The Housing Rights Committee of San Francisco, a tenants rights organization that has been working for housing justice since 1979, opened a new office in the Richmond District in January 2016.
In the past year, we’ve counseled more than 300 tenants from all over The City. We’ve assisted tenants with a variety of problems, including noise complaints, capital improvement pass-throughs, buyouts, owner move-ins, Ellis Acts, harassment, fires, illegal evictions and much more. While the nucleus of the housing crisis is often seen as the SoMa or the Mission, the pressures have been bubbling out to the West Side of The City. According to the Rent Board’s Annual Statistical Report for the fiscal year of 2015-16, the Richmond has seen the second highest number of Ellis Act petitions, pre-buyout declarations and wrongful eviction reports. The Sunset and Richmond have the highest numbers of OMIs, coming in first and second, respectively.

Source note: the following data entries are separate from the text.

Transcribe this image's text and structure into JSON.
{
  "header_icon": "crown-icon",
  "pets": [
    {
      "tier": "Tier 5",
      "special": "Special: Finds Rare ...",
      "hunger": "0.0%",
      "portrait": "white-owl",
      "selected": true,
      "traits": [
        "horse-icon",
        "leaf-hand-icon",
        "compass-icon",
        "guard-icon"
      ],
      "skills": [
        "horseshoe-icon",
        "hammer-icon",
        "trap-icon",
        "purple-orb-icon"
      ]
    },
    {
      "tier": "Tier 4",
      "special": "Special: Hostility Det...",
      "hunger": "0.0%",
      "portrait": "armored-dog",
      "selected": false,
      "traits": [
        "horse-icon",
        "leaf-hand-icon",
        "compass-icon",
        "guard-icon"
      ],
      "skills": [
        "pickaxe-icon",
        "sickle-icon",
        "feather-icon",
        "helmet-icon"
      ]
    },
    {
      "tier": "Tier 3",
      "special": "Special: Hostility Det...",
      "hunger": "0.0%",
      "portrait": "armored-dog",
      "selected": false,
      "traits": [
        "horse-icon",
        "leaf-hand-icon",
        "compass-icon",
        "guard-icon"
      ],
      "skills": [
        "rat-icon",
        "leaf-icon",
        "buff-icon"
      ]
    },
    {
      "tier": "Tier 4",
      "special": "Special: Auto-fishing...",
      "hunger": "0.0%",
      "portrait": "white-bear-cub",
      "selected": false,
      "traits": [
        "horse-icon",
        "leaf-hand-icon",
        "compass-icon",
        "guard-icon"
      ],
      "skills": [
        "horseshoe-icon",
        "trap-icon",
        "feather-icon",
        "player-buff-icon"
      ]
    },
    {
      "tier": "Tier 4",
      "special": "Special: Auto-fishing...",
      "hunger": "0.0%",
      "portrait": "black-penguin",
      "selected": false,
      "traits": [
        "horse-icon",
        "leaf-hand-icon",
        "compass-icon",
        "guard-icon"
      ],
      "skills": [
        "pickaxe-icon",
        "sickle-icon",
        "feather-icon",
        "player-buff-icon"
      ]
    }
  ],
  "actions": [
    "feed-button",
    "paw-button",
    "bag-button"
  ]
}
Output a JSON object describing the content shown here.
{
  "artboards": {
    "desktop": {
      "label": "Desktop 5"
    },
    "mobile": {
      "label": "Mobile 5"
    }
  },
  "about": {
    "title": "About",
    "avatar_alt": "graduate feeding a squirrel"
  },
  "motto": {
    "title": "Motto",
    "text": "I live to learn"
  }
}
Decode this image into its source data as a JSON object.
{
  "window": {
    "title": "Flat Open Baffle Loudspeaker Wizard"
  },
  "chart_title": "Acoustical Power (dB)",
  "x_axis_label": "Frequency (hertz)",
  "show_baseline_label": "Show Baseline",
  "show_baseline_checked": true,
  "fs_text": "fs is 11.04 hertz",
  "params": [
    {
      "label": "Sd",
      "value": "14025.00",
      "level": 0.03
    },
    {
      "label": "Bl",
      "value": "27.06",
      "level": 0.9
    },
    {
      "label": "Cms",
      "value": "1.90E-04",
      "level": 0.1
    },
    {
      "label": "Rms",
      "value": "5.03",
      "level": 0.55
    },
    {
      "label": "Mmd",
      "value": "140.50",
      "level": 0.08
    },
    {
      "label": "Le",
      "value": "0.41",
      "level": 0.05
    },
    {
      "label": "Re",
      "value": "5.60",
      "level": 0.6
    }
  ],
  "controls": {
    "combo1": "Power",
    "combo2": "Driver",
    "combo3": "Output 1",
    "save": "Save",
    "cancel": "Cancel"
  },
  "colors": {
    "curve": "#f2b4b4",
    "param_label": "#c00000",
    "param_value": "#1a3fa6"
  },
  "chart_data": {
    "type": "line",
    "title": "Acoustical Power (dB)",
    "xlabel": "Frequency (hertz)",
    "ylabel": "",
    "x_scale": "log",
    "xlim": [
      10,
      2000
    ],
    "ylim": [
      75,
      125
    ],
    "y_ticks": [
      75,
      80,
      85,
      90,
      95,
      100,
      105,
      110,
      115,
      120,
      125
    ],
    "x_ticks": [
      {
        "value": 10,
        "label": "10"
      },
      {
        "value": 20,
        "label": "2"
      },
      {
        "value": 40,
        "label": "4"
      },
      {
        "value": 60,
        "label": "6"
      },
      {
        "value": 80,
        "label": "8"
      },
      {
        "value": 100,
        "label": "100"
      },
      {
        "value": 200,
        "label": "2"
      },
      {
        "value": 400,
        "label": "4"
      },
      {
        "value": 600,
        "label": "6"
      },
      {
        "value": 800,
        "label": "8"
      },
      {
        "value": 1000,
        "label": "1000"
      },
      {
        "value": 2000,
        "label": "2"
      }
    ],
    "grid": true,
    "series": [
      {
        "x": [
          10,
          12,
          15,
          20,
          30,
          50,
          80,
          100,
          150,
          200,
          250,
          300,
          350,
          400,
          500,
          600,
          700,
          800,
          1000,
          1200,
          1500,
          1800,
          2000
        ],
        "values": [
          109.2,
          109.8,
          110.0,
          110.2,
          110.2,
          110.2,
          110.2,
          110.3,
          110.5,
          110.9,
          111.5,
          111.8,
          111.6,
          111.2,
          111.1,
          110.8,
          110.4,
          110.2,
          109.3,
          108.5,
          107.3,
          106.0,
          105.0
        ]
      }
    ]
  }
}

And this is only the data captured by the Rent Board, which does not fully represent the stories from the West Side that we see every day. Like the tenant who continues to receive letters in English, despite three separate requests of the Housing Authority to have written notices and correspondence sent in Chinese, to which she is legally entitled. Or the single-room-occupancy building a block away from our office that has 15 unfixed violations of habitability, including overcrowding, dysfunctional fire extinguishers and extreme mold, which the landlord refuses to mitigate. Or the tenant who was displaced from his apartment three years ago because of a fire and is still waiting for his the landlord to rehab the building so it’s habitable again.
While we have seen many challenges, our Richmond office has also seen many successes. We have gotten tenants into public housing, which is often one of the few ways to secure affordable and stable housing for low-income or working-class tenants. We have prevented verbal evictions. We have sustainably trained leaders from the community to be tenant counselors and to be community organizers through the our People’s Leadership, Organizing and Tenants rights series of workshops. Last November, we co-hosted the largest District 1 Supervisors Candidates Forums’ of the 2016 election season, along with many of our community partners, and engaged candidates around issues that matters to tenants and other marginalized communities in the district.
We pour energy into organizing and community building around housing justice on the West Side because we believe that housing is a right everywhere. Harassment and refusing to adhere to standards of habitability is an infringement on that right. Unaffordable housing is an infringement on that right. Evictions are an infringement on that right. San Francisco blatantly refuses radical progressive values by hypocritically claiming pride in our sanctuary city status but concurrently catering to private interests, disinvesting from public infrastructure, refusing to keep tech companies and real estate accountable. In attempt to preempt the massive displacement that may devastate the existing low-income communities of color on the West Side, we are taking action and doing our best to ensure that the most vulnerable can exist here.
Earlier in January, we hired another organizer to tackle bigger projects like Parkmerced and Kirkham Heights. As a tenants rights and housing justice organization, we remain resolved. We will continue fighting for tenants because a year in housing justice has taught us that we have much to lose if we don’t organize now.
Cynthia Fong is a tenant organizer with the Housing Rights Committee of San Francisco in the Richmond District. Tenant counseling hours are available at 4301 Geary Blvd. from 9 a.m. to noon on Mondays, Wednesdays, Thursdays and Fridays.